  • Restlessness, difficulty sleeping, and/or changes in sleeping patterns

  • Loss of appetite, increased appetite, and/or changes in eating patterns

  • Difficulty concentrating or staying focused on the task at hand

Feeling stressed right now is understandable. Our daily routines have changed very quickly and drastically; we are all being asked to get creative in how we will use our time moving forward. Helping ourselves through this time and supporting family members and our community will make us all feel better and grow stronger. Here are some things you can do when you observe stress in your children.

Ways to Help Your Child Cope:

  • Be an example. Model calm behavior and rational thinking. Children often mimic the behavior of the adults in their lives so if a child sees their parents, teachers, caregivers, etc. staying grounded even in the most difficult times, they are more likely to do the same. When you react calmly and confidently, you signal to your child that you are able to take care of yourself and them so there’s no need to worry.

  • Monitor your family’s media consumption, especially news. Children are very impressionable and aren’t able to differentiate between drama and real life. If they are watching the news, make sure you are watching with them and take time to talk about what you are seeing.

  • Encourage honest conversation. Children are more likely to feel overwhelmed or scared when they don’t know what is going on. Encourage them to ask questions and express concerns. Be honest with them and communicate the facts about what is happening. Remind them to practice healthy hygiene and to stay focused on what they can do (for example, hand washing and healthy eating). Filter what you believe is unnecessary information but make sure to be honest in your answers; children need to know that you believe they are strong enough to handle the truth and trust you to give them accurate information.

  • Practice good self-care. Stay calm, eat well, exercise regularly and teach your children to do the same. Remind yourself and them to take time each day to slow down and relax. If you remain playful and are able to use this time to focus on health and creativity, your children are more likely to do the same. 

  • Maintain daily routines. Consistency during this time is key for helping children feel safe. Consistent family meals, bedtimes, school, work, and playtime will all increase feelings of comfort and consistency for children. Children feel safest when they know what is coming and what to expect each day.

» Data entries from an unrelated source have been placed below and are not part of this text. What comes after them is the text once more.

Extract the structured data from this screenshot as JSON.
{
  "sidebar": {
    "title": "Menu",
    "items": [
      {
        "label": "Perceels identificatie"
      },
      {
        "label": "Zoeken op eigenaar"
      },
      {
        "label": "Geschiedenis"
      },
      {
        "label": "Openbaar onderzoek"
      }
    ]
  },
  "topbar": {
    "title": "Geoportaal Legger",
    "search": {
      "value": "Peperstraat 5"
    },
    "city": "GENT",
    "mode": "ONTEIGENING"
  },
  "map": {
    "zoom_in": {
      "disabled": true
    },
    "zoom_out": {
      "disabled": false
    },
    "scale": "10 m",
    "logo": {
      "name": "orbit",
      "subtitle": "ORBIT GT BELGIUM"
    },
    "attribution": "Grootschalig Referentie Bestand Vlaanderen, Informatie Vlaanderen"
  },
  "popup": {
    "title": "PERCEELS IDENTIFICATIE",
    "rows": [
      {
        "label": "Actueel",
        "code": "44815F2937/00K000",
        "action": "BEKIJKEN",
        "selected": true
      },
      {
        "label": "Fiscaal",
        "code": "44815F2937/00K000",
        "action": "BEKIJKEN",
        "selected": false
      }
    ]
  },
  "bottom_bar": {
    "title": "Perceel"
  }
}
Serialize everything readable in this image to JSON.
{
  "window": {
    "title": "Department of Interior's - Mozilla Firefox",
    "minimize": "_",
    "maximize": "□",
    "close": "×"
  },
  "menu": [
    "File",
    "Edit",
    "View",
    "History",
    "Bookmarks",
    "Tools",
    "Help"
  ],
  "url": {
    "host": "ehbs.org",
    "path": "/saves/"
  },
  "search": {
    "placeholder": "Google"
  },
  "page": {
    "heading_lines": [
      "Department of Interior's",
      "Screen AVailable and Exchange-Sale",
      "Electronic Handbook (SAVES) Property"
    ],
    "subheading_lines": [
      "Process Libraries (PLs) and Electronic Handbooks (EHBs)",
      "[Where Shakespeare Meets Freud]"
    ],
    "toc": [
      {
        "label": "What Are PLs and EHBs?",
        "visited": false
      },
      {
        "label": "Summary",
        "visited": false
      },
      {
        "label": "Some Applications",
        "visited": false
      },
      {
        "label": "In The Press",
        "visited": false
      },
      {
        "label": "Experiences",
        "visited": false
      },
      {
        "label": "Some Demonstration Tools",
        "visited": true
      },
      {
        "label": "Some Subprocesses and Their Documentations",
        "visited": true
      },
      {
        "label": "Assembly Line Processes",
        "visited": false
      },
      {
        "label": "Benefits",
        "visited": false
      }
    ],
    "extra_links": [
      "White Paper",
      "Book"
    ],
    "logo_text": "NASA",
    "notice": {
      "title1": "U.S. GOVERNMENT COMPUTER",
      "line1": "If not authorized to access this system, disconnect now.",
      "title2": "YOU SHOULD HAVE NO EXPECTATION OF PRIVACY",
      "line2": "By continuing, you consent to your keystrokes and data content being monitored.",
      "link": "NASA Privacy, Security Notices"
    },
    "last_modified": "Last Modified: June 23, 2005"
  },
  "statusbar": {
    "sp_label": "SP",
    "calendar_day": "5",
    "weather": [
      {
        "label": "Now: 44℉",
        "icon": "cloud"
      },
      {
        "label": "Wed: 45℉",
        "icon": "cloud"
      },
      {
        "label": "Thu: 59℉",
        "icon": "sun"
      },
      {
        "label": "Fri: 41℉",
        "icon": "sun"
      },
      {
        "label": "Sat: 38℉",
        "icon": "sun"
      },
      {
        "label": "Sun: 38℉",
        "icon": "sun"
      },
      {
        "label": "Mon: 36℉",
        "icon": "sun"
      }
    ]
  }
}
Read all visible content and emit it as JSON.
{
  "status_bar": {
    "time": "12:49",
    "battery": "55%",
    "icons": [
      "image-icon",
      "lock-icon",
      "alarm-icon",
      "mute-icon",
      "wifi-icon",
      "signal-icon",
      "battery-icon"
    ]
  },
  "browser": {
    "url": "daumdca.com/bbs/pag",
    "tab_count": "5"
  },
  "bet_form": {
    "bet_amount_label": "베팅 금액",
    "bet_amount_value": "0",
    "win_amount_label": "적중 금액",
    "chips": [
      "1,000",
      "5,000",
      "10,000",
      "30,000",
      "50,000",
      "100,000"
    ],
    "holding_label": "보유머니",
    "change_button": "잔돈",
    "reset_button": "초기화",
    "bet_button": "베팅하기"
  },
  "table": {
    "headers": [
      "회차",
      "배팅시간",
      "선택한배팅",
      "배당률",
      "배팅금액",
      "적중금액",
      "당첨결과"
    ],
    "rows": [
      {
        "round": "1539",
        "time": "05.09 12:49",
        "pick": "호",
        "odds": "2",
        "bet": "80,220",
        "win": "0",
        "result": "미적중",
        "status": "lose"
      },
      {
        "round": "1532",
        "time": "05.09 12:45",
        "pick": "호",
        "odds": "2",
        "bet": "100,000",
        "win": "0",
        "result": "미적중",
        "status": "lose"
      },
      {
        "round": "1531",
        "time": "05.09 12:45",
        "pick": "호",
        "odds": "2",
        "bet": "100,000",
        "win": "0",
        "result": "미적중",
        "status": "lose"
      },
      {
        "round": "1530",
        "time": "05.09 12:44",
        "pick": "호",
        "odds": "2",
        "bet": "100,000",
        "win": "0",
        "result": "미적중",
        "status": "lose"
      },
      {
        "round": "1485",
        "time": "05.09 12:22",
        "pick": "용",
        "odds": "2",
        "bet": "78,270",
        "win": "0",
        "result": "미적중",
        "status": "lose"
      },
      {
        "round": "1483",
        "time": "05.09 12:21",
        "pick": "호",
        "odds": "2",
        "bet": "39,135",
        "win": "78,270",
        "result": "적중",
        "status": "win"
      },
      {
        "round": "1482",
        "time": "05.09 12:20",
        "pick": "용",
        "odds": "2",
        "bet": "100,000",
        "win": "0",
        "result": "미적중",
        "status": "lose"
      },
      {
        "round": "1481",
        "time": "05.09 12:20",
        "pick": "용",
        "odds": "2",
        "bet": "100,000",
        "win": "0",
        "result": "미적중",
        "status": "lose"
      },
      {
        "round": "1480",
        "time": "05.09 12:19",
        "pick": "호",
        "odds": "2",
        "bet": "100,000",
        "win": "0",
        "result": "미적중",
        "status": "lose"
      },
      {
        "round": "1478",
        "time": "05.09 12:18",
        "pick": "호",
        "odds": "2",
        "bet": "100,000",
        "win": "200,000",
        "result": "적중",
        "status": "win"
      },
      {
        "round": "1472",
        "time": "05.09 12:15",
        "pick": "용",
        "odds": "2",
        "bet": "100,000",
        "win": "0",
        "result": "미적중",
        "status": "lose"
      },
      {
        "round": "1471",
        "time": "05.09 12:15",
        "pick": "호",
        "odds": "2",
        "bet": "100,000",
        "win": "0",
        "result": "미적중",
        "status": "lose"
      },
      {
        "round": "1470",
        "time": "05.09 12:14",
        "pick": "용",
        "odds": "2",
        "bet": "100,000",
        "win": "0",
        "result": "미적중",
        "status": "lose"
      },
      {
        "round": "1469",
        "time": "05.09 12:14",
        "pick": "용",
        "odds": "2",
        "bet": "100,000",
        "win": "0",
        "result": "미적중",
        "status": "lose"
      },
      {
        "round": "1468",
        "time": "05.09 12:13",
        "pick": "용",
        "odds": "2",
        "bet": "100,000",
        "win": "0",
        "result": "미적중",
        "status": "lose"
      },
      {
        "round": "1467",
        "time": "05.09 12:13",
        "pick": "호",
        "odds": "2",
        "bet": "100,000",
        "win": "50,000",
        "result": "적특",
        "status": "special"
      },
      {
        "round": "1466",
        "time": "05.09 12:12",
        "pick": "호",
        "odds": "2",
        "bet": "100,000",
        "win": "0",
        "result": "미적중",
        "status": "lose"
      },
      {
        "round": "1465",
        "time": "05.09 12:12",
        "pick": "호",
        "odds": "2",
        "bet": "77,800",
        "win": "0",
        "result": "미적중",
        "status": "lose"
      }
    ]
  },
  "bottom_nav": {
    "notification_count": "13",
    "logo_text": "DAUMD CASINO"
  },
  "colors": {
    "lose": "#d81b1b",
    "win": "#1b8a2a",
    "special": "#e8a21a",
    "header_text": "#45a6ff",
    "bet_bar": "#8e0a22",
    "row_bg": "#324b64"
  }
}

  • Focus on the positive. Now is a great opportunity to teach your children about mindset and perspective. Practice gratitude at mealtimes or at the end of the day. Play games, make jokes, share good news and make sure that in your home, you are focusing on positivity and not fear.

  • Teach and model stress management techniques. These may include mindfulness, deep breaths, exercise, long walks, and listening to music. Because children mimic adult behavior, now is an excellent time to demonstrate calmness and confidence in the face of challenge.

When we look back on this time ten years from now, we want to be able to say we rose to the challenge of COVID-19 with strength and with grace. Part of this is staying aware of how our children are coping with the changes. Persistent anxiety can have a detrimental effect on a child’s mental and physical health so don’t hesitate to reach out to health professionals when you need support. 

There are many online resources available with advice on how to talk to your children about coronavirus, as well as tips and tricks for making the most out of your time at home. Online therapy at The Relationship Therapy Center is also available and is an excellent resource for family health. We are offering family therapy, couples counseling, and individual sessions remotely to ensure the health and safety of everyone involved. Make an appointment today.